_Task to carry out_
Without omitting anything, write out the listing below precisely.

_Material for the task_
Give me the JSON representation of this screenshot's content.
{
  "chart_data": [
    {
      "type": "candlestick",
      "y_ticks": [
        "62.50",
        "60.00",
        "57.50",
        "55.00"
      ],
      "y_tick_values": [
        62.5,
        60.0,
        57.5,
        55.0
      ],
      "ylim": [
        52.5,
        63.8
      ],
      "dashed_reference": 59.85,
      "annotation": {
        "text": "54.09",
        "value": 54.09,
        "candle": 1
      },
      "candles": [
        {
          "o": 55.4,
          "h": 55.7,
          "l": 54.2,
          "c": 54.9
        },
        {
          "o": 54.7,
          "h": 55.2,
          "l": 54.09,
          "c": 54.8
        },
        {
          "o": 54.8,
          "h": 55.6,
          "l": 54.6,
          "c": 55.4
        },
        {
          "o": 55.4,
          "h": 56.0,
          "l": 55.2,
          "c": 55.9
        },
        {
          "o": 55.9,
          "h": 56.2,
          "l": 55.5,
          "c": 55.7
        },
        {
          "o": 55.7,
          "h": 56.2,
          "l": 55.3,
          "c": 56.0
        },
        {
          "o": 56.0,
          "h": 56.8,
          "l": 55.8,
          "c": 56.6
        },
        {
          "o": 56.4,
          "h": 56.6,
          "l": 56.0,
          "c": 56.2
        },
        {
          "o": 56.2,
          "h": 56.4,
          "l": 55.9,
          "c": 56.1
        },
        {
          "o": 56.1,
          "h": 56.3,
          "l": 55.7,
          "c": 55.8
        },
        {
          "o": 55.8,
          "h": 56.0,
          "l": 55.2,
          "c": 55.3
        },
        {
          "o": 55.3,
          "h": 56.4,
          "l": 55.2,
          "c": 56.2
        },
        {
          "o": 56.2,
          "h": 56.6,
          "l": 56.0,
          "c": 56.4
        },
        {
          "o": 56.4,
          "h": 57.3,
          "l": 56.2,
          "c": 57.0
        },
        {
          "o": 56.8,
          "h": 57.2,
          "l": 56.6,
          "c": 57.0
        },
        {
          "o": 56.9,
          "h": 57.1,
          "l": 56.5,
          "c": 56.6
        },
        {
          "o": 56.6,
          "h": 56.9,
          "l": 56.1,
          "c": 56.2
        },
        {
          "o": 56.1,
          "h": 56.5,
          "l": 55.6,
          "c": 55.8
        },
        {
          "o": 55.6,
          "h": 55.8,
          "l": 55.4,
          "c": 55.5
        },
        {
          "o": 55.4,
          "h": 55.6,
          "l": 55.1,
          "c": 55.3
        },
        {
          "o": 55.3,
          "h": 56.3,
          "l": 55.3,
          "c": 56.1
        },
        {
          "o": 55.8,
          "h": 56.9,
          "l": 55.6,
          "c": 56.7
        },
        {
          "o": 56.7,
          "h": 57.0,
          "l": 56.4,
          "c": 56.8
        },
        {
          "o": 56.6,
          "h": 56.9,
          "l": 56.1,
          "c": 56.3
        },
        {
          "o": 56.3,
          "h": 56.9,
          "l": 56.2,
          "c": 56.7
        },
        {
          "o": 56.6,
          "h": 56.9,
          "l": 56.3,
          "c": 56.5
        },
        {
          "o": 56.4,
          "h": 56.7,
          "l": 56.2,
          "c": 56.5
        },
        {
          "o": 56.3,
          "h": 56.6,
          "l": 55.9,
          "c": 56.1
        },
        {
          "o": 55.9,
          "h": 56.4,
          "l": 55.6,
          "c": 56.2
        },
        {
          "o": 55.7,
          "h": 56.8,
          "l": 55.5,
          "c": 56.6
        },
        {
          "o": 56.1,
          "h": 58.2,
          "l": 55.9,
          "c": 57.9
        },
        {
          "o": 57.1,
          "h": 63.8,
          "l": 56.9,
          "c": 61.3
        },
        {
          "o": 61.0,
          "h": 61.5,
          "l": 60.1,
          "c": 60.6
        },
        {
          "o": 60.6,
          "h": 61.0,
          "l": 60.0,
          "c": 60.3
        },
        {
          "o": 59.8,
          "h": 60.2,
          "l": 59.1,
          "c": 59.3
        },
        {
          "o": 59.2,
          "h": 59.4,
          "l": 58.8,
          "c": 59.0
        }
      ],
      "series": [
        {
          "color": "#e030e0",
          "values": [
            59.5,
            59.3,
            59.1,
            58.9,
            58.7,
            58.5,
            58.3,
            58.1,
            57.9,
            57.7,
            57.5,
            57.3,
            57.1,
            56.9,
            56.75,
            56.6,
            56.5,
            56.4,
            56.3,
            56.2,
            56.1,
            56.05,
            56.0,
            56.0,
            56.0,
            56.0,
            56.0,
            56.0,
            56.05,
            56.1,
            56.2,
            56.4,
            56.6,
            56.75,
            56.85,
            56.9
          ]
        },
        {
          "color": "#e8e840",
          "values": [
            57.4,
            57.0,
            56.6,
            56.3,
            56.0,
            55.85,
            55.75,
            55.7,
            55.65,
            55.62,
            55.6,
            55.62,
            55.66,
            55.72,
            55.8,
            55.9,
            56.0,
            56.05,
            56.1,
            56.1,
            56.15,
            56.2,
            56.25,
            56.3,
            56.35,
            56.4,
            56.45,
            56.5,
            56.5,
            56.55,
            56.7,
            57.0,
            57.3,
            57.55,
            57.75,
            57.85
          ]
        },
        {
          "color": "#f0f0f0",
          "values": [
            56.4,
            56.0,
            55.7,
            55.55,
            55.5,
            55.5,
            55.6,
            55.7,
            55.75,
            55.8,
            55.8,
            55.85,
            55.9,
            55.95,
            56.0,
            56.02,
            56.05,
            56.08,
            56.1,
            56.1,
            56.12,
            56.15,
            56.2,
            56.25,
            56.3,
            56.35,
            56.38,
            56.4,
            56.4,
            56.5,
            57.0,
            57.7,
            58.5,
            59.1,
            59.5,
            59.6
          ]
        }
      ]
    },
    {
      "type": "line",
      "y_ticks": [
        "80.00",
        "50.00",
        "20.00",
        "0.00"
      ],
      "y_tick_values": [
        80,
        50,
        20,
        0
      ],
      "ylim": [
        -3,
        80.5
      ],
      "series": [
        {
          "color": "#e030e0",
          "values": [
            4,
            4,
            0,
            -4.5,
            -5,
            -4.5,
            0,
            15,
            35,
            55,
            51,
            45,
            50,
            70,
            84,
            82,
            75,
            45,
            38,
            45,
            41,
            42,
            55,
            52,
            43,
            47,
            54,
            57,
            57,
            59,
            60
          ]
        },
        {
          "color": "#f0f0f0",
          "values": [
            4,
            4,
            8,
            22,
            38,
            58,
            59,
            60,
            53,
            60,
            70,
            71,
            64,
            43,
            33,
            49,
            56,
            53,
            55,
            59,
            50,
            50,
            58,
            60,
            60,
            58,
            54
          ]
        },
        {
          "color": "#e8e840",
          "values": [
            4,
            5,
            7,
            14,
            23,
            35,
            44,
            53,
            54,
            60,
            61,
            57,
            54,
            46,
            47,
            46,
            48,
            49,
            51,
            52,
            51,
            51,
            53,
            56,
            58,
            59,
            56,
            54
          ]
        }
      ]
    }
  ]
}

_Worked solution_
Give me the JSON representation of this screenshot's content.
{
  "chart_data": [
    {
      "type": "candlestick",
      "y_ticks": [
        "62.50",
        "60.00",
        "57.50",
        "55.00"
      ],
      "y_tick_values": [
        62.5,
        60.0,
        57.5,
        55.0
      ],
      "ylim": [
        52.5,
        63.8
      ],
      "dashed_reference": 59.85,
      "annotation": {
        "text": "54.09",
        "value": 54.09,
        "candle": 1
      },
      "candles": [
        {
          "o": 55.4,
          "h": 55.7,
          "l": 54.2,
          "c": 54.9
        },
        {
          "o": 54.7,
          "h": 55.2,
          "l": 54.09,
          "c": 54.8
        },
        {
          "o": 54.8,
          "h": 55.6,
          "l": 54.6,
          "c": 55.4
        },
        {
          "o": 55.4,
          "h": 56.0,
          "l": 55.2,
          "c": 55.9
        },
        {
          "o": 55.9,
          "h": 56.2,
          "l": 55.5,
          "c": 55.7
        },
        {
          "o": 55.7,
          "h": 56.2,
          "l": 55.3,
          "c": 56.0
        },
        {
          "o": 56.0,
          "h": 56.8,
          "l": 55.8,
          "c": 56.6
        },
        {
          "o": 56.4,
          "h": 56.6,
          "l": 56.0,
          "c": 56.2
        },
        {
          "o": 56.2,
          "h": 56.4,
          "l": 55.9,
          "c": 56.1
        },
        {
          "o": 56.1,
          "h": 56.3,
          "l": 55.7,
          "c": 55.8
        },
        {
          "o": 55.8,
          "h": 56.0,
          "l": 55.2,
          "c": 55.3
        },
        {
          "o": 55.3,
          "h": 56.4,
          "l": 55.2,
          "c": 56.2
        },
        {
          "o": 56.2,
          "h": 56.6,
          "l": 56.0,
          "c": 56.4
        },
        {
          "o": 56.4,
          "h": 57.3,
          "l": 56.2,
          "c": 57.0
        },
        {
          "o": 56.8,
          "h": 57.2,
          "l": 56.6,
          "c": 57.0
        },
        {
          "o": 56.9,
          "h": 57.1,
          "l": 56.5,
          "c": 56.6
        },
        {
          "o": 56.6,
          "h": 56.9,
          "l": 56.1,
          "c": 56.2
        },
        {
          "o": 56.1,
          "h": 56.5,
          "l": 55.6,
          "c": 55.8
        },
        {
          "o": 55.6,
          "h": 55.8,
          "l": 55.4,
          "c": 55.5
        },
        {
          "o": 55.4,
          "h": 55.6,
          "l": 55.1,
          "c": 55.3
        },
        {
          "o": 55.3,
          "h": 56.3,
          "l": 55.3,
          "c": 56.1
        },
        {
          "o": 55.8,
          "h": 56.9,
          "l": 55.6,
          "c": 56.7
        },
        {
          "o": 56.7,
          "h": 57.0,
          "l": 56.4,
          "c": 56.8
        },
        {
          "o": 56.6,
          "h": 56.9,
          "l": 56.1,
          "c": 56.3
        },
        {
          "o": 56.3,
          "h": 56.9,
          "l": 56.2,
          "c": 56.7
        },
        {
          "o": 56.6,
          "h": 56.9,
          "l": 56.3,
          "c": 56.5
        },
        {
          "o": 56.4,
          "h": 56.7,
          "l": 56.2,
          "c": 56.5
        },
        {
          "o": 56.3,
          "h": 56.6,
          "l": 55.9,
          "c": 56.1
        },
        {
          "o": 55.9,
          "h": 56.4,
          "l": 55.6,
          "c": 56.2
        },
        {
          "o": 55.7,
          "h": 56.8,
          "l": 55.5,
          "c": 56.6
        },
        {
          "o": 56.1,
          "h": 58.2,
          "l": 55.9,
          "c": 57.9
        },
        {
          "o": 57.1,
          "h": 63.8,
          "l": 56.9,
          "c": 61.3
        },
        {
          "o": 61.0,
          "h": 61.5,
          "l": 60.1,
          "c": 60.6
        },
        {
          "o": 60.6,
          "h": 61.0,
          "l": 60.0,
          "c": 60.3
        },
        {
          "o": 59.8,
          "h": 60.2,
          "l": 59.1,
          "c": 59.3
        },
        {
          "o": 59.2,
          "h": 59.4,
          "l": 58.8,
          "c": 59.0
        }
      ],
      "series": [
        {
          "color": "#e030e0",
          "values": [
            59.5,
            59.3,
            59.1,
            58.9,
            58.7,
            58.5,
            58.3,
            58.1,
            57.9,
            57.7,
            57.5,
            57.3,
            57.1,
            56.9,
            56.75,
            56.6,
            56.5,
            56.4,
            56.3,
            56.2,
            56.1,
            56.05,
            56.0,
            56.0,
            56.0,
            56.0,
            56.0,
            56.0,
            56.05,
            56.1,
            56.2,
            56.4,
            56.6,
            56.75,
            56.85,
            56.9
          ]
        },
        {
          "color": "#e8e840",
          "values": [
            57.4,
            57.0,
            56.6,
            56.3,
            56.0,
            55.85,
            55.75,
            55.7,
            55.65,
            55.62,
            55.6,
            55.62,
            55.66,
            55.72,
            55.8,
            55.9,
            56.0,
            56.05,
            56.1,
            56.1,
            56.15,
            56.2,
            56.25,
            56.3,
            56.35,
            56.4,
            56.45,
            56.5,
            56.5,
            56.55,
            56.7,
            57.0,
            57.3,
            57.55,
            57.75,
            57.85
          ]
        },
        {
          "color": "#f0f0f0",
          "values": [
            56.4,
            56.0,
            55.7,
            55.55,
            55.5,
            55.5,
            55.6,
            55.7,
            55.75,
            55.8,
            55.8,
            55.85,
            55.9,
            55.95,
            56.0,
            56.02,
            56.05,
            56.08,
            56.1,
            56.1,
            56.12,
            56.15,
            56.2,
            56.25,
            56.3,
            56.35,
            56.38,
            56.4,
            56.4,
            56.5,
            57.0,
            57.7,
            58.5,
            59.1,
            59.5,
            59.6
          ]
        }
      ]
    },
    {
      "type": "line",
      "y_ticks": [
        "80.00",
        "50.00",
        "20.00",
        "0.00"
      ],
      "y_tick_values": [
        80,
        50,
        20,
        0
      ],
      "ylim": [
        -3,
        80.5
      ],
      "series": [
        {
          "color": "#e030e0",
          "values": [
            4,
            4,
            0,
            -4.5,
            -5,
            -4.5,
            0,
            15,
            35,
            55,
            51,
            45,
            50,
            70,
            84,
            82,
            75,
            45,
            38,
            45,
            41,
            42,
            55,
            52,
            43,
            47,
            54,
            57,
            57,
            59,
            60
          ]
        },
        {
          "color": "#f0f0f0",
          "values": [
            4,
            4,
            8,
            22,
            38,
            58,
            59,
            60,
            53,
            60,
            70,
            71,
            64,
            43,
            33,
            49,
            56,
            53,
            55,
            59,
            50,
            50,
            58,
            60,
            60,
            58,
            54
          ]
        },
        {
          "color": "#e8e840",
          "values": [
            4,
            5,
            7,
            14,
            23,
            35,
            44,
            53,
            54,
            60,
            61,
            57,
            54,
            46,
            47,
            46,
            48,
            49,
            51,
            52,
            51,
            51,
            53,
            56,
            58,
            59,
            56,
            54
          ]
        }
      ]
    }
  ]
}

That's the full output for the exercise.